[Items from an interface collection]

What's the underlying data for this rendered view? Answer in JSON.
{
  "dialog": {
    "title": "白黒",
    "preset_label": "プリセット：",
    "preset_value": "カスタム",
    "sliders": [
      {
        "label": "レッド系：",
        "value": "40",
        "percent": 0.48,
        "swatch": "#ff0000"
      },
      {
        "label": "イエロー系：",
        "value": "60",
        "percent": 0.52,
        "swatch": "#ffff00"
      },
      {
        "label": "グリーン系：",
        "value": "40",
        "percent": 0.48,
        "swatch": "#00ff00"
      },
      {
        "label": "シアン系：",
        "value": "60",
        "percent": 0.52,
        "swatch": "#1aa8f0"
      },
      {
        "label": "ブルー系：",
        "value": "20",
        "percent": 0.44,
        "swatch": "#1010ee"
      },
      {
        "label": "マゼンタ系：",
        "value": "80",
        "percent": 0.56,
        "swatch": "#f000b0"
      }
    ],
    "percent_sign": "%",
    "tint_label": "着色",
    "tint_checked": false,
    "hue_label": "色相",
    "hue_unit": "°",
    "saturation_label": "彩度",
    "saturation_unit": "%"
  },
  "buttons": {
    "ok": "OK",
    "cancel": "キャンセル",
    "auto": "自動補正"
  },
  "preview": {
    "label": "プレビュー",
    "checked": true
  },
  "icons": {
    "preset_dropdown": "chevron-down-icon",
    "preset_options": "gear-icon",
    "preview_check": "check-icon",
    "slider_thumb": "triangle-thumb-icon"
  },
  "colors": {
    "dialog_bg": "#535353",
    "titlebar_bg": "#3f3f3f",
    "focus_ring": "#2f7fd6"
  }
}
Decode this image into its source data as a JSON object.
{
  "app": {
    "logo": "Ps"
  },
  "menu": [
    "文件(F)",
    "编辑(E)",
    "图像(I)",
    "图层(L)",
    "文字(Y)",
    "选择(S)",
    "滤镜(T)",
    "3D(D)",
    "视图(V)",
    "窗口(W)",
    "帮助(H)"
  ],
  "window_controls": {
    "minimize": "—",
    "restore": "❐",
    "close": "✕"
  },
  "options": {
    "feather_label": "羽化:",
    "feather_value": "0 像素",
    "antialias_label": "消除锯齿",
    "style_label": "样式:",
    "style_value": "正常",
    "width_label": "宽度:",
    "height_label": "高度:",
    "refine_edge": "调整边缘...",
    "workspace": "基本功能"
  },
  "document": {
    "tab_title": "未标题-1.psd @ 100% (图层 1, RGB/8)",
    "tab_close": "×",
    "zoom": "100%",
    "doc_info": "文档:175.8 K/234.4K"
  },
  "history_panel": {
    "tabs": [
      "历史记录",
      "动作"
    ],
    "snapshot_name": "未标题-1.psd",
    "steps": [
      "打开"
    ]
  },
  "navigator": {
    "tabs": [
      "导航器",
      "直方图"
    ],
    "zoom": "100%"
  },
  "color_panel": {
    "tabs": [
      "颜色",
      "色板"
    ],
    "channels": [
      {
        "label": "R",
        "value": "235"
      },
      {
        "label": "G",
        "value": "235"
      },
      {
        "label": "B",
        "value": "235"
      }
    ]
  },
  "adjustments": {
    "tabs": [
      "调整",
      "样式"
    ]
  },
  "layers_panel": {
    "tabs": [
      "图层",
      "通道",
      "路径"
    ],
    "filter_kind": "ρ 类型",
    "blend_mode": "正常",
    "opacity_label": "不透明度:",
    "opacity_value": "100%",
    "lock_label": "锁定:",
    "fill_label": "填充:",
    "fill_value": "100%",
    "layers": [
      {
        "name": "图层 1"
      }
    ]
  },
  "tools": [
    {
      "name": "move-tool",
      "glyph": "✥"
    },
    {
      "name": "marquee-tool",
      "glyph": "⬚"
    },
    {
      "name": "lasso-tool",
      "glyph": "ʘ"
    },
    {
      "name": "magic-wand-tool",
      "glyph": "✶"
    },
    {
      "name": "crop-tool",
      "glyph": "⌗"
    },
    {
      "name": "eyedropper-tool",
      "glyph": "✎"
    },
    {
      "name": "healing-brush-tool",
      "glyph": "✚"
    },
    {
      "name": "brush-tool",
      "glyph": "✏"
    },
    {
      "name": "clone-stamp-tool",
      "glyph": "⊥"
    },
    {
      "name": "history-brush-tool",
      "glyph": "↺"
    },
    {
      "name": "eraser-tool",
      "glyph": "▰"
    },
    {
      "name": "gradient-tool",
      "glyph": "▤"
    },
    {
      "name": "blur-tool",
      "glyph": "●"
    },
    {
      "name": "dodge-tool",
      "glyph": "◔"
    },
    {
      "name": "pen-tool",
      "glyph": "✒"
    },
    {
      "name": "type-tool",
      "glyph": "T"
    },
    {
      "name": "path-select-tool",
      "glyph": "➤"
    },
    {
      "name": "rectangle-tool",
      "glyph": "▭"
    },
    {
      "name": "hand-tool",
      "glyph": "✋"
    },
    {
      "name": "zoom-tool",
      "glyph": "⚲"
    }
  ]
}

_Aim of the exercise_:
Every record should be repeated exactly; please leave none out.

_Response to this exercise_:
What's the underlying data for this rendered view? Answer in JSON.
{
  "dialog": {
    "title": "白黒",
    "preset_label": "プリセット：",
    "preset_value": "カスタム",
    "sliders": [
      {
        "label": "レッド系：",
        "value": "40",
        "percent": 0.48,
        "swatch": "#ff0000"
      },
      {
        "label": "イエロー系：",
        "value": "60",
        "percent": 0.52,
        "swatch": "#ffff00"
      },
      {
        "label": "グリーン系：",
        "value": "40",
        "percent": 0.48,
        "swatch": "#00ff00"
      },
      {
        "label": "シアン系：",
        "value": "60",
        "percent": 0.52,
        "swatch": "#1aa8f0"
      },
      {
        "label": "ブルー系：",
        "value": "20",
        "percent": 0.44,
        "swatch": "#1010ee"
      },
      {
        "label": "マゼンタ系：",
        "value": "80",
        "percent": 0.56,
        "swatch": "#f000b0"
      }
    ],
    "percent_sign": "%",
    "tint_label": "着色",
    "tint_checked": false,
    "hue_label": "色相",
    "hue_unit": "°",
    "saturation_label": "彩度",
    "saturation_unit": "%"
  },
  "buttons": {
    "ok": "OK",
    "cancel": "キャンセル",
    "auto": "自動補正"
  },
  "preview": {
    "label": "プレビュー",
    "checked": true
  },
  "icons": {
    "preset_dropdown": "chevron-down-icon",
    "preset_options": "gear-icon",
    "preview_check": "check-icon",
    "slider_thumb": "triangle-thumb-icon"
  },
  "colors": {
    "dialog_bg": "#535353",
    "titlebar_bg": "#3f3f3f",
    "focus_ring": "#2f7fd6"
  }
}
Decode this image into its source data as a JSON object.
{
  "app": {
    "logo": "Ps"
  },
  "menu": [
    "文件(F)",
    "编辑(E)",
    "图像(I)",
    "图层(L)",
    "文字(Y)",
    "选择(S)",
    "滤镜(T)",
    "3D(D)",
    "视图(V)",
    "窗口(W)",
    "帮助(H)"
  ],
  "window_controls": {
    "minimize": "—",
    "restore": "❐",
    "close": "✕"
  },
  "options": {
    "feather_label": "羽化:",
    "feather_value": "0 像素",
    "antialias_label": "消除锯齿",
    "style_label": "样式:",
    "style_value": "正常",
    "width_label": "宽度:",
    "height_label": "高度:",
    "refine_edge": "调整边缘...",
    "workspace": "基本功能"
  },
  "document": {
    "tab_title": "未标题-1.psd @ 100% (图层 1, RGB/8)",
    "tab_close": "×",
    "zoom": "100%",
    "doc_info": "文档:175.8 K/234.4K"
  },
  "history_panel": {
    "tabs": [
      "历史记录",
      "动作"
    ],
    "snapshot_name": "未标题-1.psd",
    "steps": [
      "打开"
    ]
  },
  "navigator": {
    "tabs": [
      "导航器",
      "直方图"
    ],
    "zoom": "100%"
  },
  "color_panel": {
    "tabs": [
      "颜色",
      "色板"
    ],
    "channels": [
      {
        "label": "R",
        "value": "235"
      },
      {
        "label": "G",
        "value": "235"
      },
      {
        "label": "B",
        "value": "235"
      }
    ]
  },
  "adjustments": {
    "tabs": [
      "调整",
      "样式"
    ]
  },
  "layers_panel": {
    "tabs": [
      "图层",
      "通道",
      "路径"
    ],
    "filter_kind": "ρ 类型",
    "blend_mode": "正常",
    "opacity_label": "不透明度:",
    "opacity_value": "100%",
    "lock_label": "锁定:",
    "fill_label": "填充:",
    "fill_value": "100%",
    "layers": [
      {
        "name": "图层 1"
      }
    ]
  },
  "tools": [
    {
      "name": "move-tool",
      "glyph": "✥"
    },
    {
      "name": "marquee-tool",
      "glyph": "⬚"
    },
    {
      "name": "lasso-tool",
      "glyph": "ʘ"
    },
    {
      "name": "magic-wand-tool",
      "glyph": "✶"
    },
    {
      "name": "crop-tool",
      "glyph": "⌗"
    },
    {
      "name": "eyedropper-tool",
      "glyph": "✎"
    },
    {
      "name": "healing-brush-tool",
      "glyph": "✚"
    },
    {
      "name": "brush-tool",
      "glyph": "✏"
    },
    {
      "name": "clone-stamp-tool",
      "glyph": "⊥"
    },
    {
      "name": "history-brush-tool",
      "glyph": "↺"
    },
    {
      "name": "eraser-tool",
      "glyph": "▰"
    },
    {
      "name": "gradient-tool",
      "glyph": "▤"
    },
    {
      "name": "blur-tool",
      "glyph": "●"
    },
    {
      "name": "dodge-tool",
      "glyph": "◔"
    },
    {
      "name": "pen-tool",
      "glyph": "✒"
    },
    {
      "name": "type-tool",
      "glyph": "T"
    },
    {
      "name": "path-select-tool",
      "glyph": "➤"
    },
    {
      "name": "rectangle-tool",
      "glyph": "▭"
    },
    {
      "name": "hand-tool",
      "glyph": "✋"
    },
    {
      "name": "zoom-tool",
      "glyph": "⚲"
    }
  ]
}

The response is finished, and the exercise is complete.